Information:

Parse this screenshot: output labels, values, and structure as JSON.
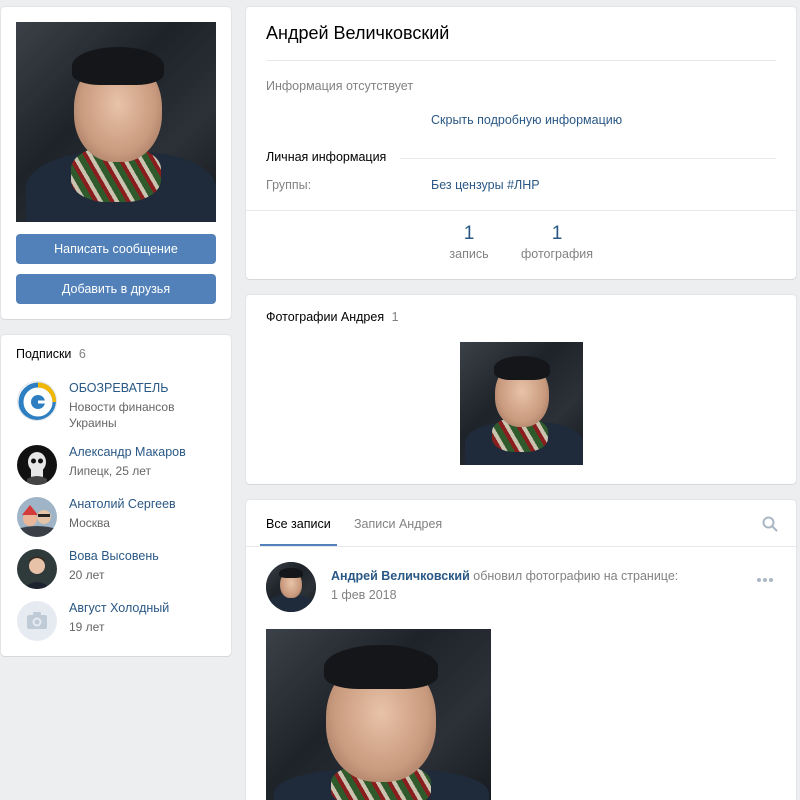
{
  "profile": {
    "name": "Андрей Величковский",
    "no_info": "Информация отсутствует",
    "hide_details": "Скрыть подробную информацию",
    "personal_section": "Личная информация",
    "groups_label": "Группы:",
    "groups_value": "Без цензуры #ЛНР",
    "counters": [
      {
        "count": "1",
        "label": "запись"
      },
      {
        "count": "1",
        "label": "фотография"
      }
    ]
  },
  "actions": {
    "message": "Написать сообщение",
    "add_friend": "Добавить в друзья"
  },
  "subscriptions": {
    "title": "Подписки",
    "count": "6",
    "items": [
      {
        "name": "ОБОЗРЕВАТЕЛЬ",
        "desc": "Новости финансов Украины",
        "icon": "obozrevatel-logo"
      },
      {
        "name": "Александр Макаров",
        "desc": "Липецк, 25 лет",
        "icon": "skull-avatar"
      },
      {
        "name": "Анатолий Сергеев",
        "desc": "Москва",
        "icon": "user-avatar"
      },
      {
        "name": "Вова Высовень",
        "desc": "20 лет",
        "icon": "user-avatar"
      },
      {
        "name": "Август Холодный",
        "desc": "19 лет",
        "icon": "camera-icon"
      }
    ]
  },
  "photos": {
    "title": "Фотографии Андрея",
    "count": "1"
  },
  "wall": {
    "tabs": [
      "Все записи",
      "Записи Андрея"
    ],
    "active_tab": 0,
    "post": {
      "author": "Андрей Величковский",
      "action": "обновил фотографию на странице:",
      "date": "1 фев 2018"
    }
  },
  "colors": {
    "accent": "#5181b8",
    "link": "#2a5885",
    "background": "#edeef0"
  }
}
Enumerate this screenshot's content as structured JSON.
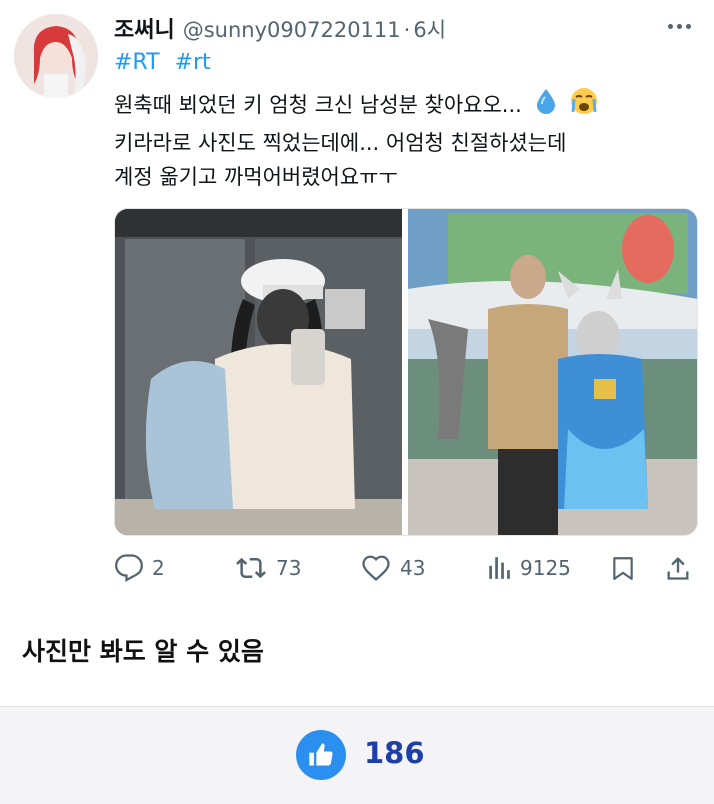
{
  "tweet": {
    "display_name": "조써니",
    "handle": "@sunny0907220111",
    "separator": "·",
    "time": "6시",
    "hashtags": [
      "#RT",
      "#rt"
    ],
    "lines": [
      "원축때 뵈었던 키 엄청 크신 남성분 찾아요오...",
      "키라라로 사진도 찍었는데에... 어엄청 친절하셨는데",
      "계정 옮기고 까먹어버렸어요ㅠㅜ"
    ],
    "emojis": [
      "droplet-emoji",
      "crying-face-emoji"
    ],
    "media": {
      "photo_left": "mirror-selfie-photo",
      "photo_right": "cosplayer-pose-photo"
    },
    "actions": {
      "replies": "2",
      "retweets": "73",
      "likes": "43",
      "views": "9125"
    }
  },
  "comment": {
    "text": "사진만 봐도 알 수 있음"
  },
  "like_bar": {
    "count": "186",
    "icon": "thumbs-up-icon"
  },
  "colors": {
    "link": "#1d9bf0",
    "secondary": "#536471",
    "like_blue": "#2b8ff0",
    "like_count": "#1f3fa8"
  }
}
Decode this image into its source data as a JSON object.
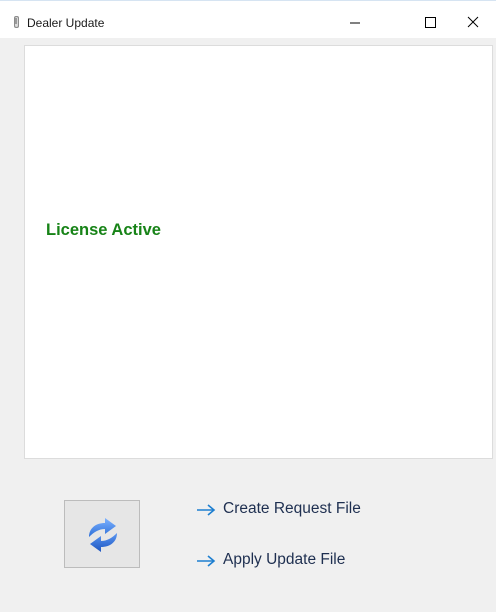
{
  "window": {
    "title": "Dealer Update",
    "app_icon": "dealer-app-icon",
    "controls": {
      "minimize_icon": "minimize-icon",
      "maximize_icon": "maximize-icon",
      "close_icon": "close-icon"
    }
  },
  "main": {
    "license_status": "License Active",
    "license_status_color": "#178317"
  },
  "actions": {
    "refresh_icon": "refresh-icon",
    "create_request_label": "Create Request File",
    "apply_update_label": "Apply Update File",
    "arrow_icon": "arrow-right-icon",
    "link_arrow_color": "#1e7fd0"
  }
}
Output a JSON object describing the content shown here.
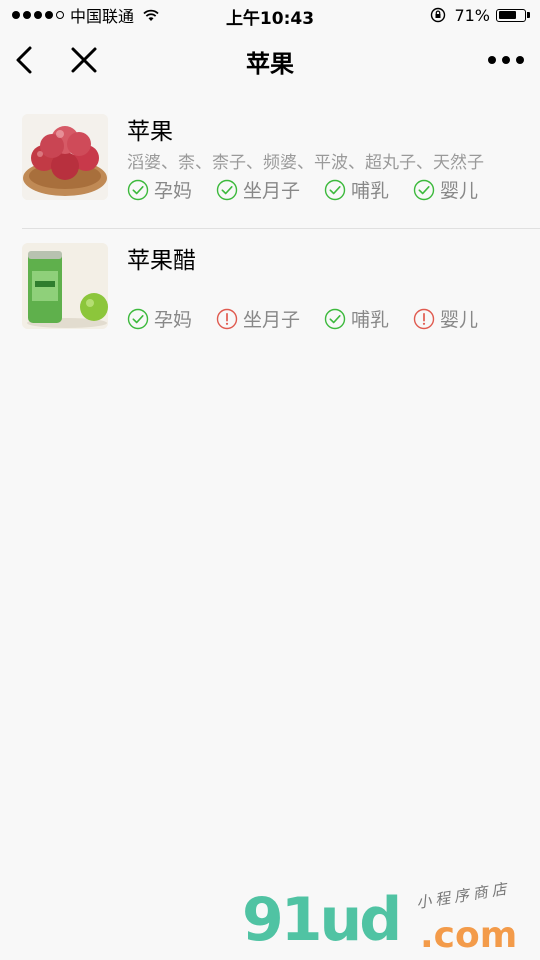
{
  "status_bar": {
    "carrier": "中国联通",
    "time": "上午10:43",
    "battery": "71%",
    "battery_level": 0.71
  },
  "nav": {
    "title": "苹果"
  },
  "items": [
    {
      "name": "苹果",
      "aliases": "滔婆、柰、柰子、频婆、平波、超丸子、天然子",
      "tags": [
        {
          "label": "孕妈",
          "status": "ok"
        },
        {
          "label": "坐月子",
          "status": "ok"
        },
        {
          "label": "哺乳",
          "status": "ok"
        },
        {
          "label": "婴儿",
          "status": "ok"
        }
      ]
    },
    {
      "name": "苹果醋",
      "aliases": "",
      "tags": [
        {
          "label": "孕妈",
          "status": "ok"
        },
        {
          "label": "坐月子",
          "status": "warn"
        },
        {
          "label": "哺乳",
          "status": "ok"
        },
        {
          "label": "婴儿",
          "status": "warn"
        }
      ]
    }
  ],
  "watermark": {
    "brand": "91ud",
    "domain": ".com",
    "tagline": "小程序商店"
  },
  "colors": {
    "ok": "#3cb93c",
    "warn": "#e05a4f"
  }
}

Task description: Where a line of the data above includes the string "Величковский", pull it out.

Task output:
    "name": "Андрей Величковский",
      "author": "Андрей Величковский",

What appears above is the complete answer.